"‘Doing It Wrong' is about the end of a relationship, you know the line “When a good thing goes bad it's not the end of the world / It’s just the end of a world, that you had with one girl”? From the first lyric, the song so fucked me up. The harmonica solo at the end from Stevie Wonder is incredible, it’s very sonically unique and a game changer for R&B music. It started a new era.
“It’s funny, because when I first had the playlist idea, Drake’s More Life wasn’t really the reason I did it. Honestly, I’m surprised more people haven’t done it, but to my knowledge it’s just me and Drake, although I guess the difference was mine was ongoing, whereas he put all the songs out as a whole playlist. People are still doing mixtapes, so I’ll be curious to see if more people start calling things playlists.”
“This song is so sad, the lyrics are really sad, but it also feels so good, I feel like it’s a ‘You can get drunk and party to it with your friends’ song. The lyrics are like ‘Whatever, we should let this whole thing go’, but there’s also sort of a peace to it, being at peace with the truth and a freedom in that.
“I used to jam this song over and over and over the same summer that I wrote “The Other”. I was going through the break-up and ‘Burn’ was on repeat and also “Climax” by Usher. It’s just such a good song.
“I’d randomly rediscovered it. I was working at a restaurant in New York and it was a weird time for me, going through this break up. I would ride the subway home, walk from the subway to my apartment and it was late at night, as I’d normally finish my shift at 10 or 11pm. I’d just be bumping this song on my headphones and trying to keep my head up.”
“I honestly don’t really know what this song is about, but I love songs like this where the lyrics don’t force you to see it as one thing, because “Let’s go dancing / I do believe we’re only passing through”, that lyric to me is ‘fuck it.’ Whenever I’m feeling emotional or stressed, listening to this song is like letting go and telling me to not take things so seriously.
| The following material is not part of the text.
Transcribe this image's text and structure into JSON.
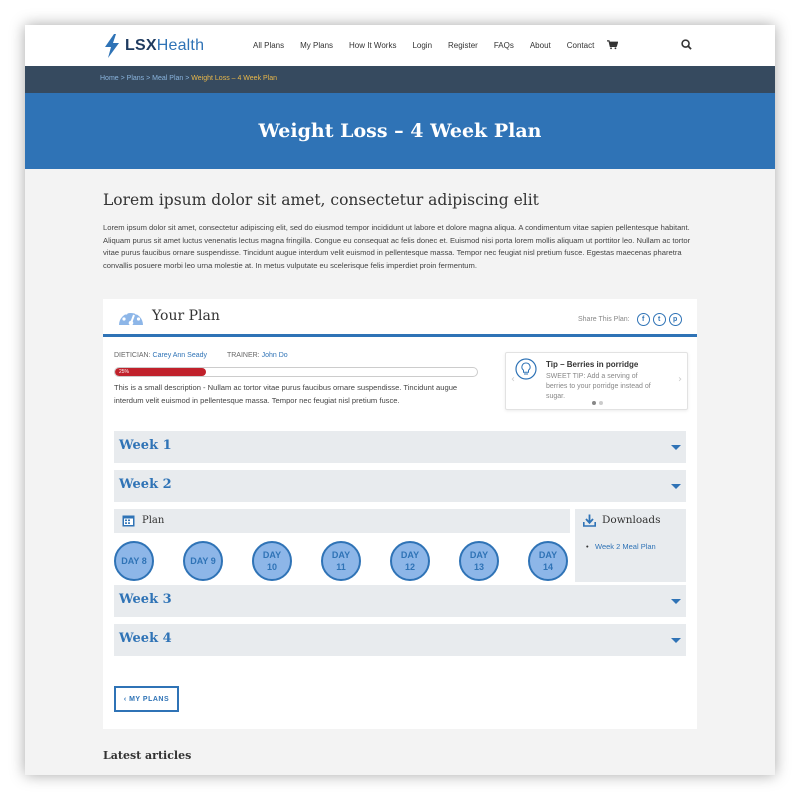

We’re only passing through life, so let’s have some fun and I think ‘Time Is Dancing’ has a really beautiful way of saying that.
“It was a song I discovered at the same time as ‘California’ by Delta Spirit. The funny thing is I don’t even know if my friend knows he influenced me so randomly with those songs and I don’t know if I’d have heard these artists or songs without him playing them. It’s really cool how a little moment like that can have such a big impact and now I listen to lot of Ben Howard, that whole album is awesome.”
“Last up and it wouldn’t be a ‘me’ list if I didn’t have a Coldplay song. This is another incredible end of a relationship song and it also has a sort of peace to it, it has such a beautiful way of accepting something is over and letting it go.
“For a lot of people the common opinion is that they only like the old Coldplay, but this is on Mylo Xyloto and I feel that’s when they started to move away from the normal band production. Their old stuff was very guitar, drums, bass and strings, but with this album they started to do some really interesting things electronically and I think they killed it. They did it and I don’t know of any other artist who’s been huge and really touched that sound in the same way.
“‘Up In Flames’ is another one that’s so minimal and beautiful, there’s only a couple of drum sounds and they’re so interesting, there’s the piano and the bass and I think that’s mostly it. It’s so simple and to the point. I’ve been a big Coldplay fan for a long time, but they really, really hit me with this album when I was a freshman in college, that’s when I was like ‘holy shit.’ I’d been listening to them for a few years, but there’s something about this album that affected me in a big way.
“Chris Martin is someone I’d love to work with - he writes the best songs in the fucking world. It’s weird, because they’re sad but they feel upliftingly sad and they make you feel beautiful. I don’t know if it’s the melody and combination of the lyrics, but they’re just magic. He’s so good at creating music that’s super beautifully tragic and that’s one of my favourite things ever.”